DebianAs we have seen in the guide, many distributions are based on Debian, which is considered the "mother" of many of the Linux systems available today.
This system makes great stability and the absence of graphic frills its strengths: with the numerous packages available we can customize Debian according to our needs, obtaining a system "that never crashes" and consumes very few resources (especially with lighter graphical environments).
Debian we can consider it the first "difficult" distribution: not so much for the installation and use of programs (much simplified compared to the past) but for the management of the system, where medium-advanced knowledge is often required in order to cope with a problem (it is no coincidence that it is often chosen as an operating system for home servers).
openSUSEAnother complete operating system that we can use in various scenarios is openSUSE.
The destruction is presented as well taken care of both graphically and in the choice of programs, but it can present some problems for those unfamiliar with the package system (very different from that of Debian and derivatives).
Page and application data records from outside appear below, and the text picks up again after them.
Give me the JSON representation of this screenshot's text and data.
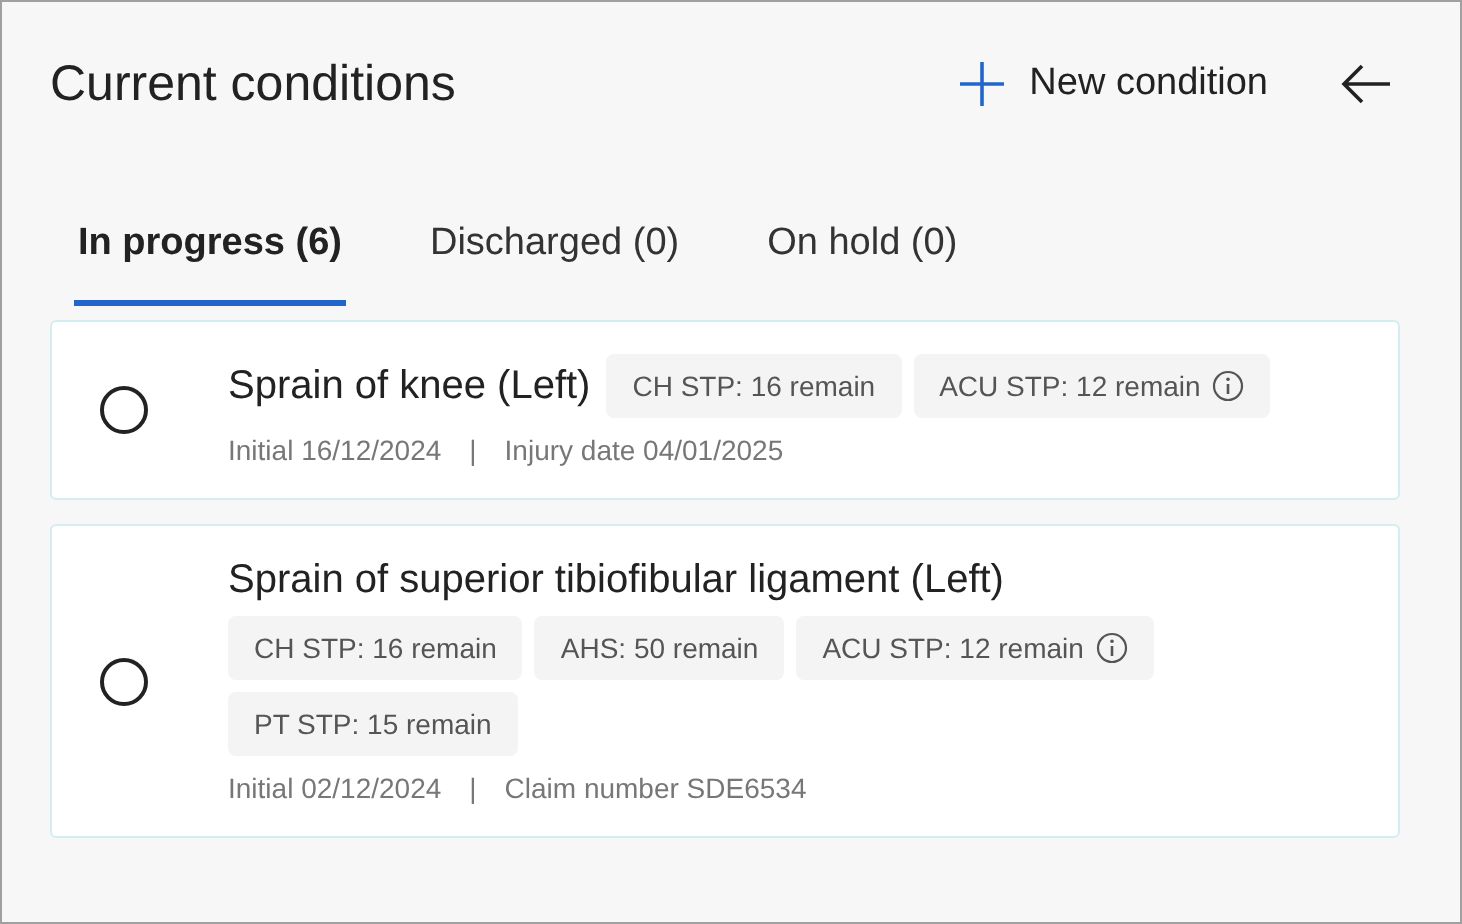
{
  "header": {
    "title": "Current conditions",
    "new_button": "New condition"
  },
  "tabs": [
    {
      "label": "In progress (6)",
      "selected": true
    },
    {
      "label": "Discharged (0)",
      "selected": false
    },
    {
      "label": "On hold (0)",
      "selected": false
    }
  ],
  "conditions": [
    {
      "title": "Sprain of knee (Left)",
      "selected": false,
      "chips": [
        {
          "label": "CH STP: 16 remain",
          "info": false
        },
        {
          "label": "ACU STP: 12 remain",
          "info": true
        }
      ],
      "meta": {
        "initial": "Initial 16/12/2024",
        "separator": "|",
        "detail": "Injury date 04/01/2025"
      }
    },
    {
      "title": "Sprain of superior tibiofibular ligament (Left)",
      "selected": false,
      "chips": [
        {
          "label": "CH STP: 16 remain",
          "info": false
        },
        {
          "label": "AHS: 50 remain",
          "info": false
        },
        {
          "label": "ACU STP: 12 remain",
          "info": true
        },
        {
          "label": "PT STP: 15 remain",
          "info": false
        }
      ],
      "meta": {
        "initial": "Initial 02/12/2024",
        "separator": "|",
        "detail": "Claim number SDE6534"
      }
    }
  ]
}
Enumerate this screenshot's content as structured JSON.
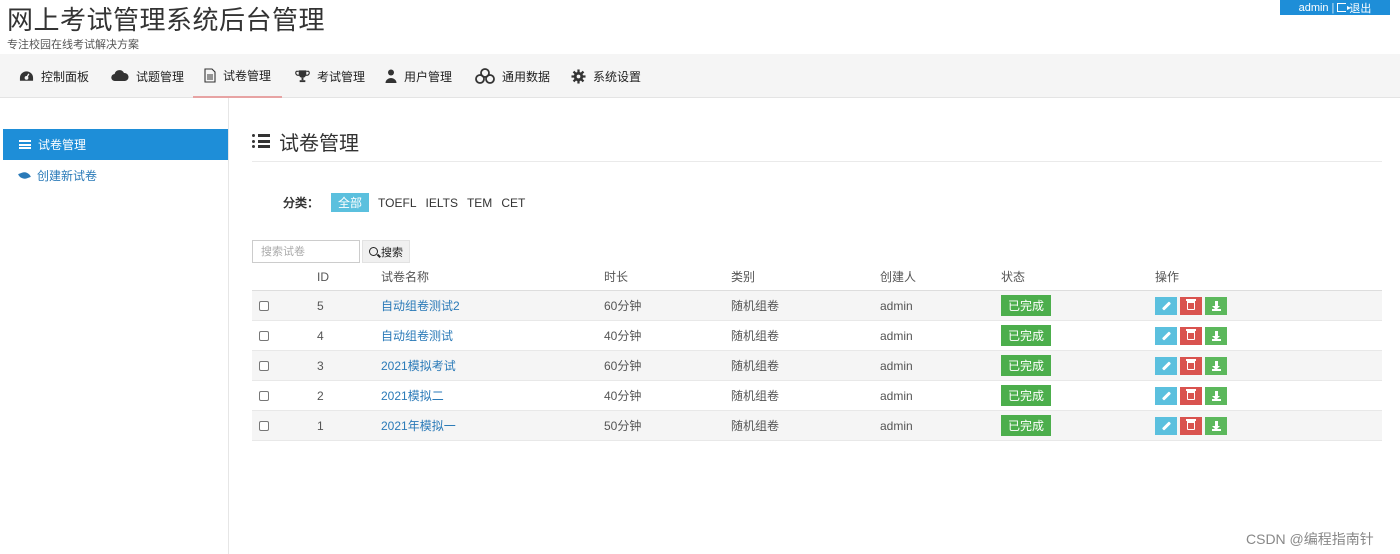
{
  "header": {
    "title": "网上考试管理系统后台管理",
    "subtitle": "专注校园在线考试解决方案",
    "user": "admin",
    "separator": "|",
    "logout_label": "退出"
  },
  "nav": {
    "items": [
      {
        "label": "控制面板",
        "icon": "dashboard-icon"
      },
      {
        "label": "试题管理",
        "icon": "cloud-icon"
      },
      {
        "label": "试卷管理",
        "icon": "file-icon"
      },
      {
        "label": "考试管理",
        "icon": "trophy-icon"
      },
      {
        "label": "用户管理",
        "icon": "user-icon"
      },
      {
        "label": "通用数据",
        "icon": "cubes-icon"
      },
      {
        "label": "系统设置",
        "icon": "gear-icon"
      }
    ],
    "active_index": 2
  },
  "sidebar": {
    "items": [
      {
        "label": "试卷管理",
        "icon": "list-icon",
        "active": true
      },
      {
        "label": "创建新试卷",
        "icon": "leaf-icon",
        "active": false
      }
    ]
  },
  "main": {
    "title": "试卷管理",
    "filter": {
      "label": "分类：",
      "options": [
        "全部",
        "TOEFL",
        "IELTS",
        "TEM",
        "CET"
      ],
      "active_index": 0
    },
    "search": {
      "placeholder": "搜索试卷",
      "button_label": "搜索"
    },
    "table": {
      "headers": {
        "id": "ID",
        "name": "试卷名称",
        "duration": "时长",
        "type": "类别",
        "creator": "创建人",
        "status": "状态",
        "ops": "操作"
      },
      "rows": [
        {
          "id": "5",
          "name": "自动组卷测试2",
          "duration": "60分钟",
          "type": "随机组卷",
          "creator": "admin",
          "status": "已完成"
        },
        {
          "id": "4",
          "name": "自动组卷测试",
          "duration": "40分钟",
          "type": "随机组卷",
          "creator": "admin",
          "status": "已完成"
        },
        {
          "id": "3",
          "name": "2021模拟考试",
          "duration": "60分钟",
          "type": "随机组卷",
          "creator": "admin",
          "status": "已完成"
        },
        {
          "id": "2",
          "name": "2021模拟二",
          "duration": "40分钟",
          "type": "随机组卷",
          "creator": "admin",
          "status": "已完成"
        },
        {
          "id": "1",
          "name": "2021年模拟一",
          "duration": "50分钟",
          "type": "随机组卷",
          "creator": "admin",
          "status": "已完成"
        }
      ]
    }
  },
  "watermark": "CSDN @编程指南针",
  "colors": {
    "accent": "#1e8ed8",
    "success": "#4cae4c",
    "info": "#5bc0de",
    "danger": "#d9534f"
  }
}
If we come from another Linux distribution, we may encounter some small adaptation difficulties, easily overcome thanks to the high support offered by the community and the various guides and documentation available for this great system (famous in IT environments, but little known to the great public).
CentOSIf we want to manage a home server or configure a server offered by a host, the only distribution we recommend trying is CentOS.
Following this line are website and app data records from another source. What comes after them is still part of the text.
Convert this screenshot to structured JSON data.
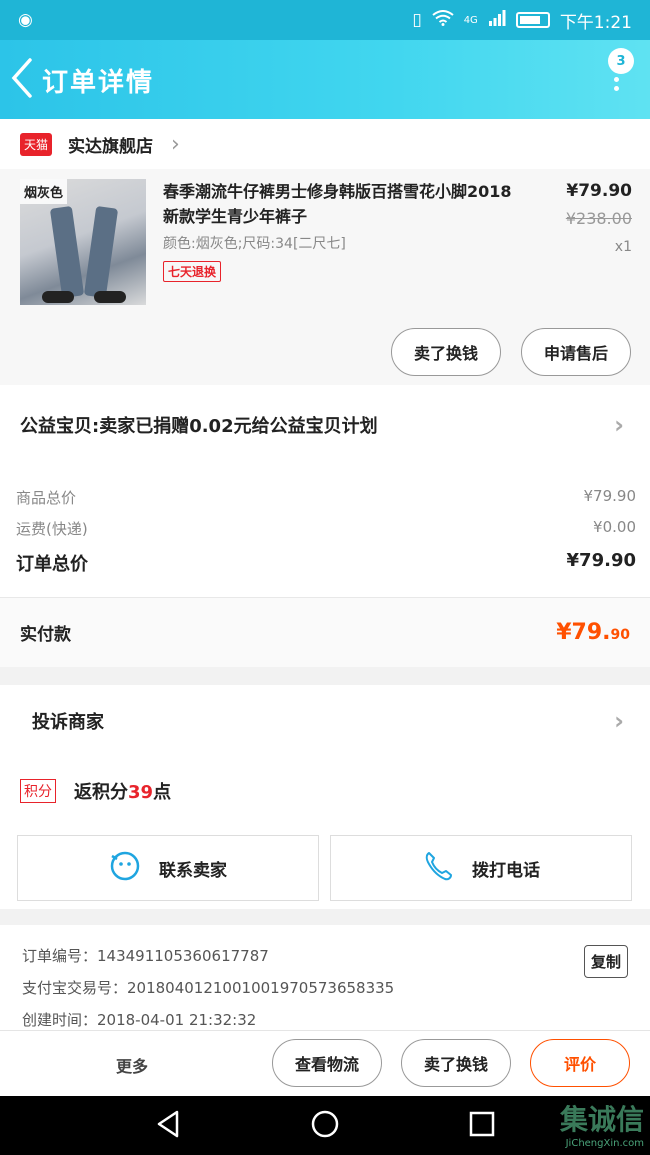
{
  "status_bar": {
    "signal_label": "4G",
    "time": "下午1:21"
  },
  "header": {
    "title": "订单详情",
    "badge_count": "3"
  },
  "shop": {
    "platform_badge": "天猫",
    "name": "实达旗舰店"
  },
  "product": {
    "image_tag": "烟灰色",
    "title": "春季潮流牛仔裤男士修身韩版百搭雪花小脚2018新款学生青少年裤子",
    "spec": "颜色:烟灰色;尺码:34[二尺七]",
    "service_tag": "七天退换",
    "price": "¥79.90",
    "original_price": "¥238.00",
    "quantity": "x1",
    "actions": [
      "卖了换钱",
      "申请售后"
    ]
  },
  "charity": {
    "text": "公益宝贝:卖家已捐赠0.02元给公益宝贝计划"
  },
  "summary": {
    "rows": [
      {
        "label": "商品总价",
        "value": "¥79.90"
      },
      {
        "label": "运费(快递)",
        "value": "¥0.00"
      },
      {
        "label": "订单总价",
        "value": "¥79.90"
      }
    ]
  },
  "paid": {
    "label": "实付款",
    "amount_main": "¥79.",
    "amount_cents": "90"
  },
  "complain": {
    "label": "投诉商家"
  },
  "points": {
    "badge": "积分",
    "prefix": "返积分",
    "count": "39",
    "suffix": "点"
  },
  "contact": {
    "seller": "联系卖家",
    "phone": "拨打电话"
  },
  "order_info": {
    "order_no": "订单编号：143491105360617787",
    "alipay_no": "支付宝交易号：2018040121001001970573658335",
    "created": "创建时间：2018-04-01 21:32:32",
    "copy_label": "复制"
  },
  "bottom_bar": {
    "more": "更多",
    "logistics": "查看物流",
    "sell": "卖了换钱",
    "review": "评价"
  },
  "watermark": {
    "brand": "集诚信",
    "site": "JiChengXin.com"
  },
  "colors": {
    "accent": "#1fb5d6",
    "price_red": "#ff5000",
    "tmall_red": "#e8232b"
  }
}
The great stability and the absence of any graphic tinsel (basically it can also start only as a shell, i.e. as a textual interface) combined with the countless administrative management tools, make it the most used system on Web servers and servers that have to manage a large volume of data, thanks to its lightness and scalability.
Obviously it is not a walk in the park to configure and use it, but if you want to become a Webmaster or work with servers, learning how to use CentOS is a must in your "new" career.
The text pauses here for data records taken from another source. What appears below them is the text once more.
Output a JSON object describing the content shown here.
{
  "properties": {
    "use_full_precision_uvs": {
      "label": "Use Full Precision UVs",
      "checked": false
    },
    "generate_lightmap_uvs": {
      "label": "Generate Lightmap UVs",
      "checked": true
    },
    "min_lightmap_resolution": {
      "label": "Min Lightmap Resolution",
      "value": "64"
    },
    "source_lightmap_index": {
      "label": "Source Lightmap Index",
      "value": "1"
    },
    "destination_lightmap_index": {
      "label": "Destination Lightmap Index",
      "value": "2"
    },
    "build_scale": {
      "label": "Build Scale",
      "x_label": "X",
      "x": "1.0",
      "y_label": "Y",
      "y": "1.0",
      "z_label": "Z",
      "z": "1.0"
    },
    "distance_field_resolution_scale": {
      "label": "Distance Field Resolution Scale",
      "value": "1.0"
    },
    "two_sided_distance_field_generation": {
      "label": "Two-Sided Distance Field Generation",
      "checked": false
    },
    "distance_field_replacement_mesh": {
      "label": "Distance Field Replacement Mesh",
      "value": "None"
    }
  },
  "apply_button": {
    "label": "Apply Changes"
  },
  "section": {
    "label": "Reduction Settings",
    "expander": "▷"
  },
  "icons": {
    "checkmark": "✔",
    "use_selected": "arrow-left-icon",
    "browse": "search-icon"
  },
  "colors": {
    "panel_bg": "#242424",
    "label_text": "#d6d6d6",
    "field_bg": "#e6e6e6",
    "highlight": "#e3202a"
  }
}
Kali LinuxThe most famous "hacker" distribution is certainly Kali Linux, which takes the legacy of the Backtrack distribution (very famous for "hacking" Wi-Fi networks a long time ago).
With this distribution (which works mainly Live, from CD or USB) we will have numerous programs designed for file recovery, to scan open networks, to scan the number of devices on a network and various tools to attempt hacking of ports, passwords and programs.
Obviously it is very (VERY) difficult to use, which is why it is only used by experts and the best hackers (who actually spend "their lives" on this system).
Other popular and updated Linux Distros
- Knoppix, which boots as a Live CD from CD or USB, without installing anything on your computer.
- Fedora (Red Hat), very popular Linux distribution for professionals, systems engineers, servers and offices.
- Sabayon, distribution suitable for those who want a simple and fast PC.
- Tails, the best of the safest Linux distros to use your pc privately without leaving traces.
- Slackware is another distro that deserves a mention here, one of the oldest Linux distributions (possibly the oldest), widely used by enthusiasts all over the world.
- Gentoo Linux, another historical distribution, for those with experience.
For the complete list of Linux distributions, having mentioned only a small part of the hundreds of distributions available, we can consult Wikipedia or the DistroWatch site, which collects data on the distribution of Linux systems (counting how many times they are downloaded by users).
If we are looking for a lightweight distribution for an old computer, besides Puppy Linux we can try the systems recommended in our guide on lightweight Linux distributions for older computers or small laptops.
Those who have doubts about their ability to use Linux, in another post we discovered the Linux versions simpler to learn and easier to use
If we wanted to use Linux to play games (given the presence of Steam and graphics drivers that have been up to par for a few years), we can read our guide on 30 free games for linux, Windows and Mac.
Best Linux distributions for all computers and needs